Oregano With its strong aroma and flavor, oregano is one of the most important herbs in Italian, Greek, and Mexican cooking. Although it's wonderful fresh, oregano is usually used dry, its flavor proving bold enough to stand up to those of tomato, onion, garlic, and beef. Oregano is a bushy perennial with attractive purple-brown stems and broad leaves that often show a flush of red. Branched clusters of purple-pink blooms arise all summer, adding more beauty to this versatile, easy-to-grow herb! And for all-natural flavor, try our organic oregano! This information came from Walmart.com where I purchased my mother plant.
Golden Oregano This selection features large clusters of white flowers in midsummer, over a bushy mound of chartreuse-yellow foliage. Plants are great for edging, or in tubs and mixed containers. Since this is a form of Common Oregano, the leaves are fragrant and may be used in cooking. Clip plants back hard in June to maintain a low, creeping habit. Clumps can be easily divided in early spring. Drought tolerant, once established. Attractive to butterflies. Hardy in zones 5-9. This information came from Walmart.com where I purchased my mother plant.
Hot & Spicy Oregano Hot and Spicy Oregano is true to its name; its especially pungent, which makes it a good choice for spicy Mexican dishes. Also commonly used in Italian and Greek dishes. Hot & Spicy Oregano has a nice round, mounding habit. Plant in full sun or part shade in well-drained soil. Pinch out flowers to promote more tender foliage.Best when used fresh, although Oregano dries well and retains much of its flavor. Grow inside or out. Hardy in zones 5-9. This information came from Walmart.com where I purchased my mother plant.
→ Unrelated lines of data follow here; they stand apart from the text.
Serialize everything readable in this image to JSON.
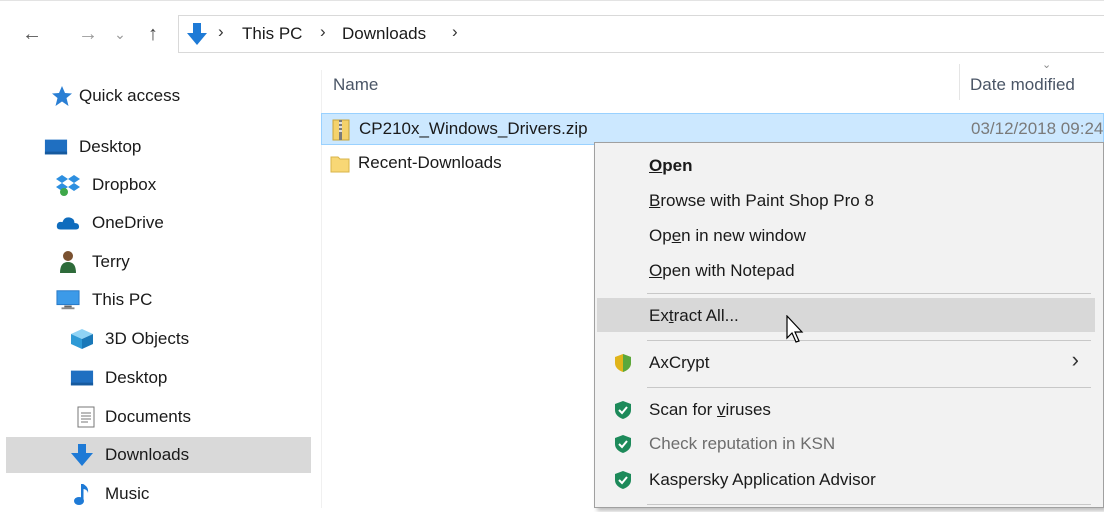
{
  "window": {
    "accent_color": "#0078d7"
  },
  "address_bar": {
    "breadcrumbs": [
      "This PC",
      "Downloads"
    ],
    "separator": "›"
  },
  "nav": {
    "back": "←",
    "forward": "→",
    "recent": "⌄",
    "up": "↑"
  },
  "sidebar": {
    "items": [
      {
        "label": "Quick access",
        "icon": "star-icon"
      },
      {
        "label": "Desktop",
        "icon": "desktop-icon"
      },
      {
        "label": "Dropbox",
        "icon": "dropbox-icon"
      },
      {
        "label": "OneDrive",
        "icon": "onedrive-icon"
      },
      {
        "label": "Terry",
        "icon": "user-icon"
      },
      {
        "label": "This PC",
        "icon": "computer-icon"
      },
      {
        "label": "3D Objects",
        "icon": "cube-icon"
      },
      {
        "label": "Desktop",
        "icon": "desktop-icon"
      },
      {
        "label": "Documents",
        "icon": "document-icon"
      },
      {
        "label": "Downloads",
        "icon": "download-icon",
        "selected": true
      },
      {
        "label": "Music",
        "icon": "music-icon"
      }
    ]
  },
  "file_list": {
    "columns": {
      "name": "Name",
      "date_modified": "Date modified"
    },
    "rows": [
      {
        "name": "CP210x_Windows_Drivers.zip",
        "date": "03/12/2018 09:24",
        "icon": "zip-folder-icon",
        "selected": true
      },
      {
        "name": "Recent-Downloads",
        "date": "",
        "icon": "folder-icon"
      }
    ]
  },
  "context_menu": {
    "items": [
      {
        "label": "Open",
        "underline_char": "O",
        "bold": true
      },
      {
        "label": "Browse with Paint Shop Pro 8",
        "underline_char": "B"
      },
      {
        "label": "Open in new window",
        "underline_char": "e"
      },
      {
        "label": "Open with Notepad",
        "underline_char": "O"
      },
      {
        "label": "Extract All...",
        "underline_char": "t",
        "hover": true
      },
      {
        "label": "AxCrypt",
        "has_submenu": true,
        "icon": "axcrypt-icon"
      },
      {
        "label": "Scan for viruses",
        "underline_char": "v",
        "icon": "kaspersky-icon"
      },
      {
        "label": "Check reputation in KSN",
        "disabled": true,
        "icon": "kaspersky-icon"
      },
      {
        "label": "Kaspersky Application Advisor",
        "icon": "kaspersky-icon"
      }
    ]
  },
  "colors": {
    "selection_bg": "#cce8ff",
    "selection_border": "#99d1ff",
    "sidebar_selected": "#d9d9d9",
    "menu_bg": "#f2f2f2",
    "menu_hover": "#d8d8d8",
    "kaspersky_green": "#1d8a5a"
  }
}
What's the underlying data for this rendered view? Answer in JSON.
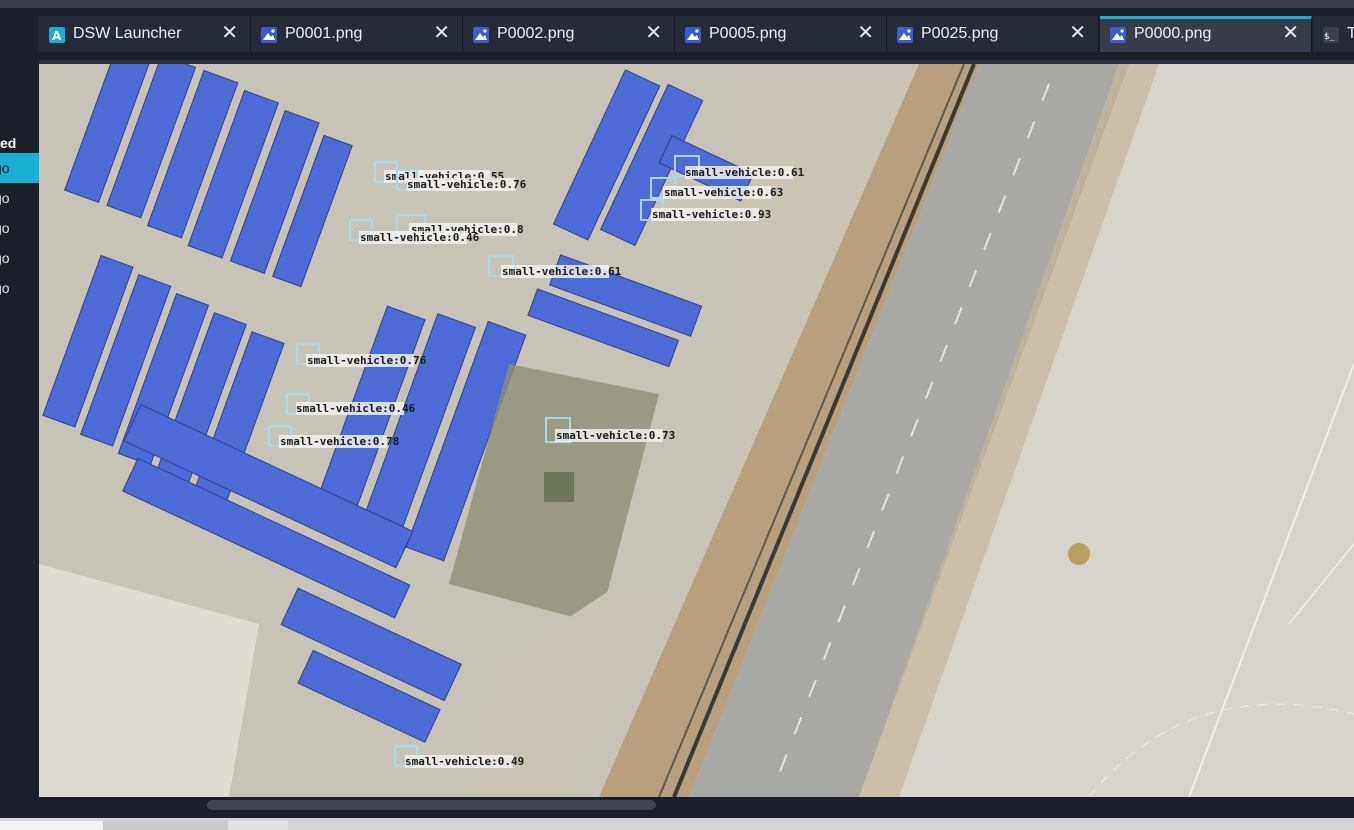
{
  "sidebar": {
    "header": "ed",
    "rows": [
      "go",
      "go",
      "go",
      "go",
      "go"
    ]
  },
  "tabs": [
    {
      "label": "DSW Launcher",
      "icon": "launcher-icon",
      "active": false
    },
    {
      "label": "P0001.png",
      "icon": "image-icon",
      "active": false
    },
    {
      "label": "P0002.png",
      "icon": "image-icon",
      "active": false
    },
    {
      "label": "P0005.png",
      "icon": "image-icon",
      "active": false
    },
    {
      "label": "P0025.png",
      "icon": "image-icon",
      "active": false
    },
    {
      "label": "P0000.png",
      "icon": "image-icon",
      "active": true
    },
    {
      "label": "T",
      "icon": "terminal-icon",
      "active": false
    }
  ],
  "tab_close_glyph": "✕",
  "detections": [
    {
      "text": "small-vehicle:0.55"
    },
    {
      "text": "small-vehicle:0.76"
    },
    {
      "text": "small-vehicle:0.8"
    },
    {
      "text": "small-vehicle:0.46"
    },
    {
      "text": "small-vehicle:0.61"
    },
    {
      "text": "small-vehicle:0.63"
    },
    {
      "text": "small-vehicle:0.93"
    },
    {
      "text": "small-vehicle:0.61"
    },
    {
      "text": "small-vehicle:0.76"
    },
    {
      "text": "small-vehicle:0.46"
    },
    {
      "text": "small-vehicle:0.78"
    },
    {
      "text": "small-vehicle:0.73"
    },
    {
      "text": "small-vehicle:0.49"
    }
  ],
  "colors": {
    "accent": "#17b0d2",
    "roof_blue": "#4d6bd6",
    "runway": "#d6d3cb"
  }
}
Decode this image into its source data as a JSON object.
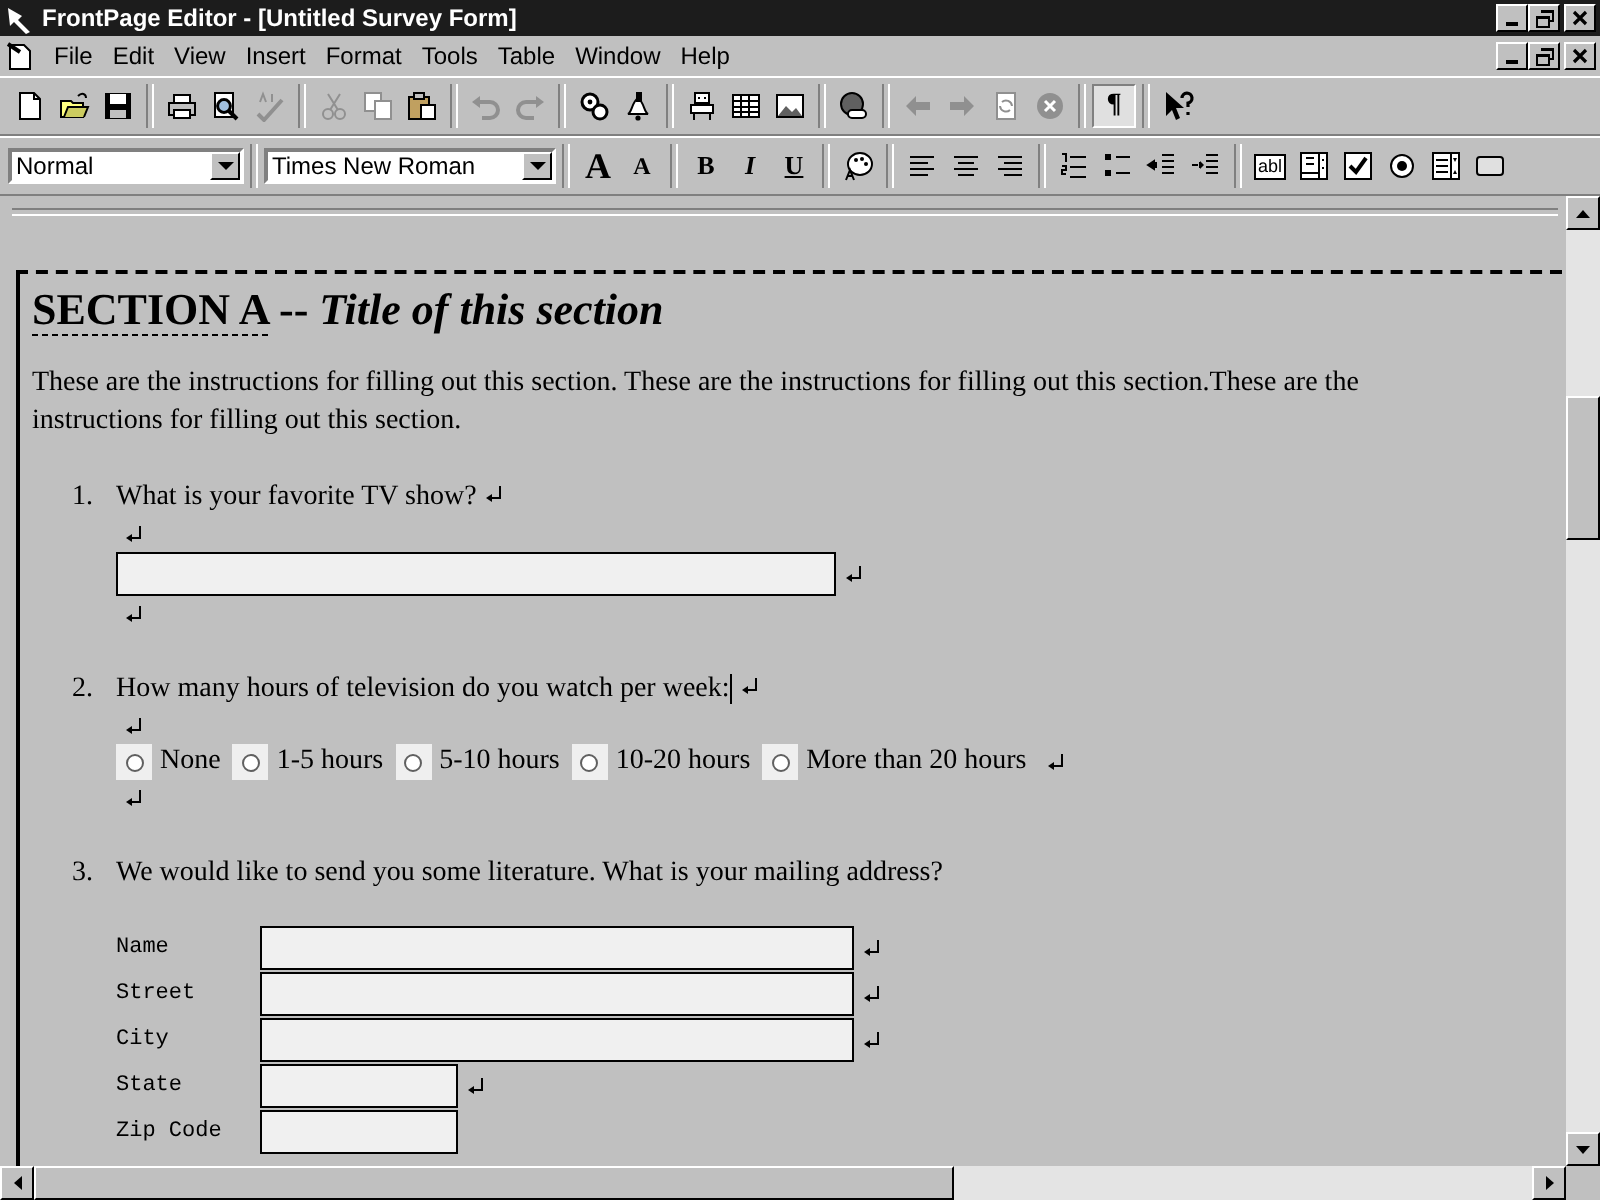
{
  "window": {
    "title": "FrontPage Editor - [Untitled Survey Form]"
  },
  "menu": [
    {
      "label": "File"
    },
    {
      "label": "Edit"
    },
    {
      "label": "View"
    },
    {
      "label": "Insert"
    },
    {
      "label": "Format"
    },
    {
      "label": "Tools"
    },
    {
      "label": "Table"
    },
    {
      "label": "Window"
    },
    {
      "label": "Help"
    }
  ],
  "toolbar": [
    {
      "kind": "new",
      "disabled": false,
      "on": false
    },
    {
      "kind": "open",
      "disabled": false,
      "on": false
    },
    {
      "kind": "save",
      "disabled": false,
      "on": false
    },
    {
      "kind": "separator"
    },
    {
      "kind": "print",
      "disabled": false,
      "on": false
    },
    {
      "kind": "preview",
      "disabled": false,
      "on": false
    },
    {
      "kind": "spelling",
      "disabled": true,
      "on": false
    },
    {
      "kind": "separator"
    },
    {
      "kind": "cut",
      "disabled": true,
      "on": false
    },
    {
      "kind": "copy",
      "disabled": true,
      "on": false
    },
    {
      "kind": "paste",
      "disabled": false,
      "on": false
    },
    {
      "kind": "separator"
    },
    {
      "kind": "undo",
      "disabled": true,
      "on": false
    },
    {
      "kind": "redo",
      "disabled": true,
      "on": false
    },
    {
      "kind": "separator"
    },
    {
      "kind": "gears",
      "disabled": false,
      "on": false
    },
    {
      "kind": "bell",
      "disabled": false,
      "on": false
    },
    {
      "kind": "separator"
    },
    {
      "kind": "robot",
      "disabled": false,
      "on": false
    },
    {
      "kind": "table",
      "disabled": false,
      "on": false
    },
    {
      "kind": "image",
      "disabled": false,
      "on": false
    },
    {
      "kind": "separator"
    },
    {
      "kind": "link",
      "disabled": false,
      "on": false
    },
    {
      "kind": "separator"
    },
    {
      "kind": "back",
      "disabled": true,
      "on": false
    },
    {
      "kind": "forward",
      "disabled": true,
      "on": false
    },
    {
      "kind": "refresh",
      "disabled": true,
      "on": false
    },
    {
      "kind": "stop",
      "disabled": true,
      "on": false
    },
    {
      "kind": "separator"
    },
    {
      "kind": "marks",
      "label": "¶",
      "disabled": false,
      "on": true
    },
    {
      "kind": "separator"
    },
    {
      "kind": "help",
      "disabled": false,
      "on": false
    }
  ],
  "format_bar": {
    "style": {
      "value": "Normal"
    },
    "font": {
      "value": "Times New Roman"
    },
    "buttons": [
      {
        "kind": "grow",
        "label": "A"
      },
      {
        "kind": "shrink",
        "label": "A"
      },
      {
        "kind": "separator"
      },
      {
        "kind": "bold",
        "label": "B"
      },
      {
        "kind": "italic",
        "label": "I"
      },
      {
        "kind": "underline",
        "label": "U"
      },
      {
        "kind": "separator"
      },
      {
        "kind": "color"
      },
      {
        "kind": "separator"
      },
      {
        "kind": "align-left"
      },
      {
        "kind": "align-center"
      },
      {
        "kind": "align-right"
      },
      {
        "kind": "separator"
      },
      {
        "kind": "numbered"
      },
      {
        "kind": "bulleted"
      },
      {
        "kind": "outdent"
      },
      {
        "kind": "indent"
      },
      {
        "kind": "separator"
      },
      {
        "kind": "textbox",
        "label": "abl"
      },
      {
        "kind": "scrollbox"
      },
      {
        "kind": "checkbox"
      },
      {
        "kind": "radio"
      },
      {
        "kind": "dropdown"
      },
      {
        "kind": "pushbutton"
      }
    ]
  },
  "document": {
    "bookmark": "SECTION A",
    "heading": " -- *Title of this section*",
    "instructions": "These are the instructions for filling out this section. These are the instructions for filling out this section.These are the instructions for filling out this section.",
    "questions": [
      {
        "number": "1.",
        "text": "What is your favorite TV show?",
        "kind": "text",
        "cursor": false
      },
      {
        "number": "2.",
        "text": "How many hours of television do you watch per week:",
        "kind": "radio",
        "cursor": true,
        "options": [
          {
            "label": "None",
            "checked": false
          },
          {
            "label": "1-5 hours",
            "checked": false
          },
          {
            "label": "5-10 hours",
            "checked": false
          },
          {
            "label": "10-20 hours",
            "checked": false
          },
          {
            "label": "More than 20 hours",
            "checked": false
          }
        ]
      },
      {
        "number": "3.",
        "text": "We would like to send you some literature. What is your mailing address?",
        "kind": "address",
        "cursor": false,
        "fields": [
          {
            "label": "Name"
          },
          {
            "label": "Street"
          },
          {
            "label": "City"
          },
          {
            "label": "State"
          },
          {
            "label": "Zip Code"
          }
        ]
      }
    ]
  }
}
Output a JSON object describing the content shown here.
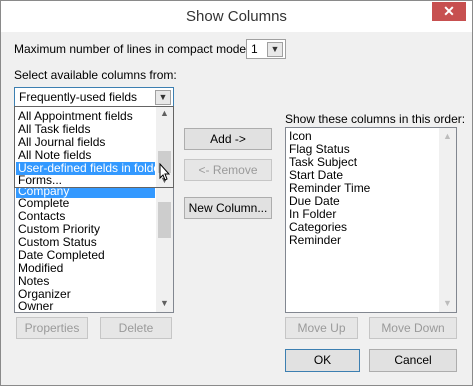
{
  "window": {
    "title": "Show Columns",
    "close_glyph": "✕"
  },
  "compact": {
    "label": "Maximum number of lines in compact mode:",
    "value": "1"
  },
  "source": {
    "label": "Select available columns from:",
    "selected": "Frequently-used fields",
    "options": [
      "All Appointment fields",
      "All Task fields",
      "All Journal fields",
      "All Note fields",
      "User-defined fields in folder",
      "Forms..."
    ],
    "highlighted_index": 4
  },
  "available": {
    "items": [
      "Company",
      "Complete",
      "Contacts",
      "Custom Priority",
      "Custom Status",
      "Date Completed",
      "Modified",
      "Notes",
      "Organizer",
      "Owner"
    ]
  },
  "actions": {
    "add": "Add ->",
    "remove": "<- Remove",
    "new_column": "New Column..."
  },
  "shown": {
    "label": "Show these columns in this order:",
    "items": [
      "Icon",
      "Flag Status",
      "Task Subject",
      "Start Date",
      "Reminder Time",
      "Due Date",
      "In Folder",
      "Categories",
      "Reminder"
    ]
  },
  "footer": {
    "properties": "Properties",
    "delete": "Delete",
    "move_up": "Move Up",
    "move_down": "Move Down",
    "ok": "OK",
    "cancel": "Cancel"
  }
}
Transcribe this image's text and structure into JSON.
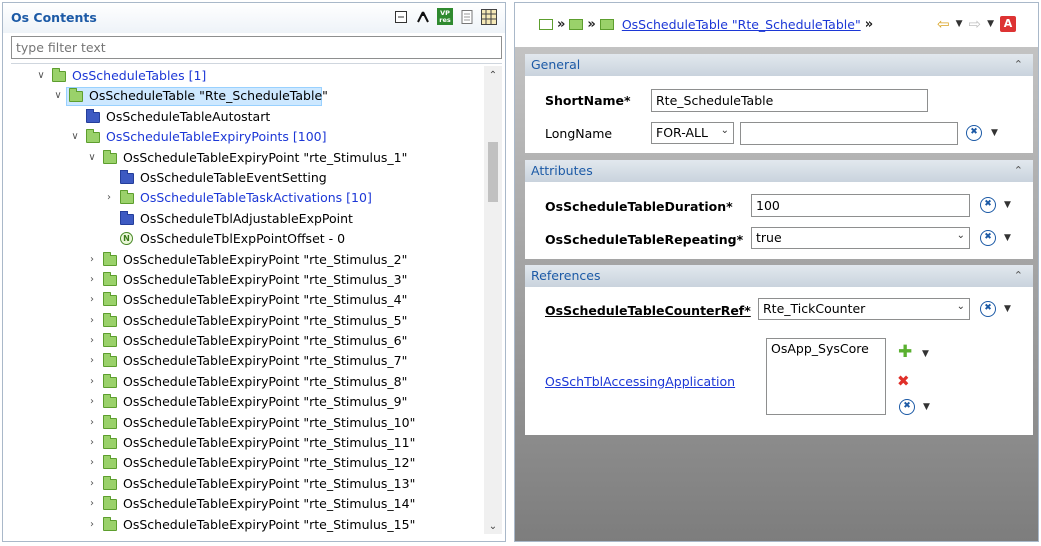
{
  "left_panel": {
    "title": "Os Contents",
    "filter_placeholder": "type filter text",
    "toolbar_icons": [
      "collapse-all-icon",
      "link-icon",
      "vp-res-icon",
      "document-icon",
      "table-icon"
    ],
    "vp_icon_text": "VP res"
  },
  "tree": [
    {
      "label": "OsScheduleTables [1]",
      "indent": 1,
      "twisty": "expanded",
      "icon": "folder",
      "blue": true
    },
    {
      "label": "OsScheduleTable \"Rte_ScheduleTable\"",
      "indent": 2,
      "twisty": "expanded",
      "icon": "folder",
      "selected": true
    },
    {
      "label": "OsScheduleTableAutostart",
      "indent": 3,
      "twisty": "none",
      "icon": "blue"
    },
    {
      "label": "OsScheduleTableExpiryPoints [100]",
      "indent": 3,
      "twisty": "expanded",
      "icon": "folder",
      "blue": true
    },
    {
      "label": "OsScheduleTableExpiryPoint \"rte_Stimulus_1\"",
      "indent": 4,
      "twisty": "expanded",
      "icon": "folder"
    },
    {
      "label": "OsScheduleTableEventSetting",
      "indent": 5,
      "twisty": "none",
      "icon": "blue"
    },
    {
      "label": "OsScheduleTableTaskActivations [10]",
      "indent": 5,
      "twisty": "collapsed",
      "icon": "folder",
      "blue": true
    },
    {
      "label": "OsScheduleTblAdjustableExpPoint",
      "indent": 5,
      "twisty": "none",
      "icon": "blue"
    },
    {
      "label": "OsScheduleTblExpPointOffset - 0",
      "indent": 5,
      "twisty": "none",
      "icon": "n"
    },
    {
      "label": "OsScheduleTableExpiryPoint \"rte_Stimulus_2\"",
      "indent": 4,
      "twisty": "collapsed",
      "icon": "folder"
    },
    {
      "label": "OsScheduleTableExpiryPoint \"rte_Stimulus_3\"",
      "indent": 4,
      "twisty": "collapsed",
      "icon": "folder"
    },
    {
      "label": "OsScheduleTableExpiryPoint \"rte_Stimulus_4\"",
      "indent": 4,
      "twisty": "collapsed",
      "icon": "folder"
    },
    {
      "label": "OsScheduleTableExpiryPoint \"rte_Stimulus_5\"",
      "indent": 4,
      "twisty": "collapsed",
      "icon": "folder"
    },
    {
      "label": "OsScheduleTableExpiryPoint \"rte_Stimulus_6\"",
      "indent": 4,
      "twisty": "collapsed",
      "icon": "folder"
    },
    {
      "label": "OsScheduleTableExpiryPoint \"rte_Stimulus_7\"",
      "indent": 4,
      "twisty": "collapsed",
      "icon": "folder"
    },
    {
      "label": "OsScheduleTableExpiryPoint \"rte_Stimulus_8\"",
      "indent": 4,
      "twisty": "collapsed",
      "icon": "folder"
    },
    {
      "label": "OsScheduleTableExpiryPoint \"rte_Stimulus_9\"",
      "indent": 4,
      "twisty": "collapsed",
      "icon": "folder"
    },
    {
      "label": "OsScheduleTableExpiryPoint \"rte_Stimulus_10\"",
      "indent": 4,
      "twisty": "collapsed",
      "icon": "folder"
    },
    {
      "label": "OsScheduleTableExpiryPoint \"rte_Stimulus_11\"",
      "indent": 4,
      "twisty": "collapsed",
      "icon": "folder"
    },
    {
      "label": "OsScheduleTableExpiryPoint \"rte_Stimulus_12\"",
      "indent": 4,
      "twisty": "collapsed",
      "icon": "folder"
    },
    {
      "label": "OsScheduleTableExpiryPoint \"rte_Stimulus_13\"",
      "indent": 4,
      "twisty": "collapsed",
      "icon": "folder"
    },
    {
      "label": "OsScheduleTableExpiryPoint \"rte_Stimulus_14\"",
      "indent": 4,
      "twisty": "collapsed",
      "icon": "folder"
    },
    {
      "label": "OsScheduleTableExpiryPoint \"rte_Stimulus_15\"",
      "indent": 4,
      "twisty": "collapsed",
      "icon": "folder"
    }
  ],
  "editor": {
    "breadcrumb_link": "OsScheduleTable \"Rte_ScheduleTable\"",
    "a_icon_text": "A",
    "general": {
      "title": "General",
      "shortname_label": "ShortName*",
      "shortname_value": "Rte_ScheduleTable",
      "longname_label": "LongName",
      "longname_lang": "FOR-ALL",
      "longname_value": ""
    },
    "attributes": {
      "title": "Attributes",
      "duration_label": "OsScheduleTableDuration*",
      "duration_value": "100",
      "repeating_label": "OsScheduleTableRepeating*",
      "repeating_value": "true"
    },
    "references": {
      "title": "References",
      "counter_label": "OsScheduleTableCounterRef*",
      "counter_value": "Rte_TickCounter",
      "accessing_label": "OsSchTblAccessingApplication",
      "accessing_items": [
        "OsApp_SysCore"
      ]
    }
  }
}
Variegated Oregano Variegated Oregano is my favorite Oregano for fresh eating. It has a milder flavor than most Oregano, yet still very flavorful. The tender, delicately textured leaves are perfect for fresh salads and vegetable dishes. Makes a nice salsa as well. Variegated Oregano has a low growing mounding habit and very pretty variegation. It is much more tender to heat and cold than the other Oregano varieties. Best when used fresh, although Oregano dries well and retains much of its flavor. Harvest the non-flowering varieties in the late spring as the oil concentrations rise steadily in the spring and then decline. This information comes from Pantrygardenherbs.com.